Each entry below should be output exactly, apart from its images.

Collected data:
- Opening Delimiter -

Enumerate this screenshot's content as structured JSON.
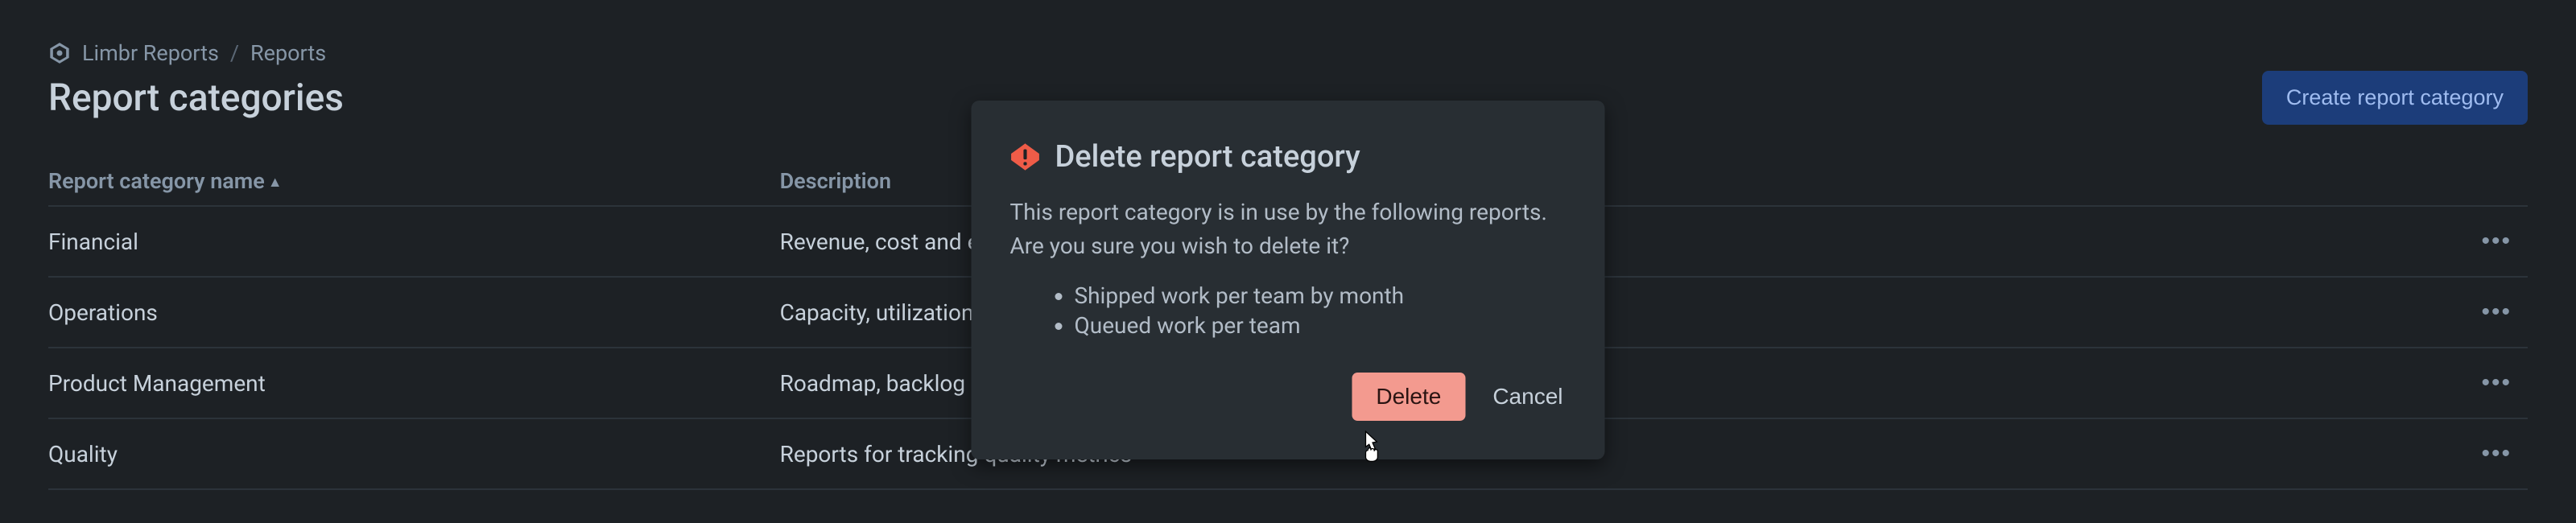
{
  "breadcrumb": {
    "app": "Limbr Reports",
    "section": "Reports"
  },
  "page_title": "Report categories",
  "header": {
    "create_button": "Create report category"
  },
  "table": {
    "columns": {
      "name": "Report category name",
      "description": "Description"
    },
    "rows": [
      {
        "name": "Financial",
        "description": "Revenue, cost and earnings reports"
      },
      {
        "name": "Operations",
        "description": "Capacity, utilization and efficiency reports"
      },
      {
        "name": "Product Management",
        "description": "Roadmap, backlog and delivery reports"
      },
      {
        "name": "Quality",
        "description": "Reports for tracking quality metrics"
      }
    ]
  },
  "modal": {
    "title": "Delete report category",
    "message": "This report category is in use by the following reports. Are you sure you wish to delete it?",
    "reports": [
      "Shipped work per team by month",
      "Queued work per team"
    ],
    "delete_label": "Delete",
    "cancel_label": "Cancel"
  },
  "colors": {
    "accent_blue": "#1c3d7a",
    "danger": "#f39a8f",
    "bg": "#1d2125",
    "panel": "#282e33",
    "text": "#c7d1db",
    "muted": "#8696a7"
  }
}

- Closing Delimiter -

▶ Solved problem
Enumerate this screenshot's content as structured JSON.
{
  "breadcrumb": {
    "app": "Limbr Reports",
    "section": "Reports"
  },
  "page_title": "Report categories",
  "header": {
    "create_button": "Create report category"
  },
  "table": {
    "columns": {
      "name": "Report category name",
      "description": "Description"
    },
    "rows": [
      {
        "name": "Financial",
        "description": "Revenue, cost and earnings reports"
      },
      {
        "name": "Operations",
        "description": "Capacity, utilization and efficiency reports"
      },
      {
        "name": "Product Management",
        "description": "Roadmap, backlog and delivery reports"
      },
      {
        "name": "Quality",
        "description": "Reports for tracking quality metrics"
      }
    ]
  },
  "modal": {
    "title": "Delete report category",
    "message": "This report category is in use by the following reports. Are you sure you wish to delete it?",
    "reports": [
      "Shipped work per team by month",
      "Queued work per team"
    ],
    "delete_label": "Delete",
    "cancel_label": "Cancel"
  },
  "colors": {
    "accent_blue": "#1c3d7a",
    "danger": "#f39a8f",
    "bg": "#1d2125",
    "panel": "#282e33",
    "text": "#c7d1db",
    "muted": "#8696a7"
  }
}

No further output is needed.